Girls' Secondary Education in Developing Countries Grant Guidelines

Understand guideline and funding cycles

MacArthur publishes program guidelines to help applicants determine whether their idea for a grant fits within a particular grantmaking strategy. 

As a general rule, applicants should base this decision on three related criteria that appear in program guidelines: the topical focus addressed by the grantmaking strategy; the geographic area covered by the grantmaking strategy; and, finally, the type of funding (i.e., general operating support, research, program support, etc.) that supports the grantmaking strategy.

Like most strategic grantmaking foundations, the MacArthur Foundation considers funding only those applications that closely match the topical, geographic, and funding criteria for a specific grantmaking strategy.


The Foundation supports efforts to improve girls’ participation in quality, relevant secondary education in four countries:  India, Nigeria, and Uganda, where support complements other MacArthur investments in the areas of maternal and reproductive health, human rights, and conservation. MacArthur also supports projects at the international level  that contribute to building the evidence base and improving policy frameworks for expanded access to quality learning opportunities for girls at the national level, particularly in our focus countries.

What MacArthur Funds

Our primary funding mechanism is an annual Call for Proposals issued jointly with donor partners brought together under the Partnership to Strengthen Innovation and Practice in Secondary Education (PSIPSE). This donor collaborative seeks to increase secondary education access and improve learning outcomes for marginalized populations.  

PSIPSE is an element in the MacArthur Girls’ Secondary Education strategy that supports the development of, and the evidence base for, education models that improve learning quality and relevance. These are models that equip girls with 21st century transferable skills such as literacy, numeracy, problem-solving, critical thinking, financial management, and leadership, which research demonstrates are correlated with increasing income opportunities. We do not fund technical or vocational training that falls solely within the formal secondary education system and at TVET schools.
We fund four types of projects:

  • Pilot Projects that are developing and testing new models or feasible approaches to identified barriers and challenges.
  • Expanding and Adapting Projects that are rigorously testing a developed model with a well-defined theory of change that has proven impactful and cost effective.
  • Scale-up Projects that have been piloted and rigorously tested and are ready to scale at a local, regional, or national level.
  • Research to address critical questions or evaluate promising programs and that has the capacity to advance innovation in secondary education. Research projects must have strong likelihood of influencing policy and practice.

Funded projects are responsive to local cultural contexts, may make appropriate use of technology, and have clear pathways to institutionalization within or alongside education systems.

Geographic Focus Areas

Applicants may submit projects for consideration pursuant to the above outlined thematic areas of interest in:

  • Nigeria (particularly the states of Kano, Sokoto, Jigawa, Lagos, Rivers, and Cross Rivers)
  • India (particularly the states of Rajasthan, Gujarat, and Maharashtra)
  • Uganda (particularly the following regions: Northern Uganda, West Nile Sub-region, and Western Uganda)

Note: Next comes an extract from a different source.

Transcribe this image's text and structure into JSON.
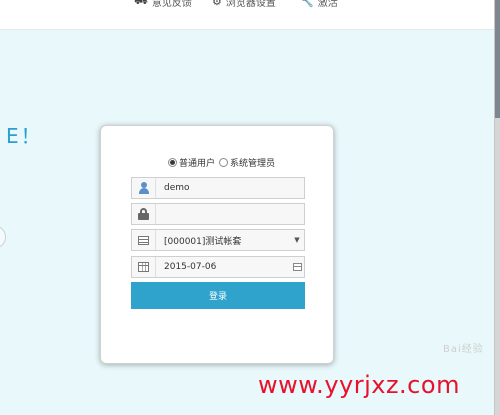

Operational Guidelines

Applicants must consider the following in project design:

  • Planning and implementing interventions in consort with local actors and educational authorities, such as local education ministries, professional associations, and civil society groups
  • Inclusion of rigorous monitoring in project design to promote and document learning during and at the conclusion of project implementation
  • Identification of specific pathways, actors, and steps necessary for achieving desired outcomes and for scaling up educational interventions in a future project phase


Updated March 2015